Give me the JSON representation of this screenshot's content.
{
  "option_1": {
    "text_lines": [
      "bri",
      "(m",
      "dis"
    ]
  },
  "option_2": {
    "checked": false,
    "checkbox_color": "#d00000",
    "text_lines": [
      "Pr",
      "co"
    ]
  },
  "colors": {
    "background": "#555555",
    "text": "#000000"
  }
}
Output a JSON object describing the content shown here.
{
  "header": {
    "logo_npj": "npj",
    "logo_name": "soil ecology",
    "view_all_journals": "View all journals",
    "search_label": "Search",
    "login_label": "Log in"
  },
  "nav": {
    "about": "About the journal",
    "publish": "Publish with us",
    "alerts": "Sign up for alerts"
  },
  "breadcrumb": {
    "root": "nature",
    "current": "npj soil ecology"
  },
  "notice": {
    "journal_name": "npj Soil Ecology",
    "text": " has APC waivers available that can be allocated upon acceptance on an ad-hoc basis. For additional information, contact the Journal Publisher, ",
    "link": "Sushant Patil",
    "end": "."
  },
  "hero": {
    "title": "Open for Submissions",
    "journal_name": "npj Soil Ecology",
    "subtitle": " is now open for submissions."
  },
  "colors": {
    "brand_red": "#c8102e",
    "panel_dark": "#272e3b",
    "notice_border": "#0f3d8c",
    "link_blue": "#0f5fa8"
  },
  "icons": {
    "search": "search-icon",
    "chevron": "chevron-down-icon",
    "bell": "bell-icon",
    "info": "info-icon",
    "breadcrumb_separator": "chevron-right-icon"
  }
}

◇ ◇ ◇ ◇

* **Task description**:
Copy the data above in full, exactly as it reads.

* **Task solution**:
Give me the JSON representation of this screenshot's content.
{
  "option_1": {
    "text_lines": [
      "bri",
      "(m",
      "dis"
    ]
  },
  "option_2": {
    "checked": false,
    "checkbox_color": "#d00000",
    "text_lines": [
      "Pr",
      "co"
    ]
  },
  "colors": {
    "background": "#555555",
    "text": "#000000"
  }
}
Output a JSON object describing the content shown here.
{
  "header": {
    "logo_npj": "npj",
    "logo_name": "soil ecology",
    "view_all_journals": "View all journals",
    "search_label": "Search",
    "login_label": "Log in"
  },
  "nav": {
    "about": "About the journal",
    "publish": "Publish with us",
    "alerts": "Sign up for alerts"
  },
  "breadcrumb": {
    "root": "nature",
    "current": "npj soil ecology"
  },
  "notice": {
    "journal_name": "npj Soil Ecology",
    "text": " has APC waivers available that can be allocated upon acceptance on an ad-hoc basis. For additional information, contact the Journal Publisher, ",
    "link": "Sushant Patil",
    "end": "."
  },
  "hero": {
    "title": "Open for Submissions",
    "journal_name": "npj Soil Ecology",
    "subtitle": " is now open for submissions."
  },
  "colors": {
    "brand_red": "#c8102e",
    "panel_dark": "#272e3b",
    "notice_border": "#0f3d8c",
    "link_blue": "#0f5fa8"
  },
  "icons": {
    "search": "search-icon",
    "chevron": "chevron-down-icon",
    "bell": "bell-icon",
    "info": "info-icon",
    "breadcrumb_separator": "chevron-right-icon"
  }
}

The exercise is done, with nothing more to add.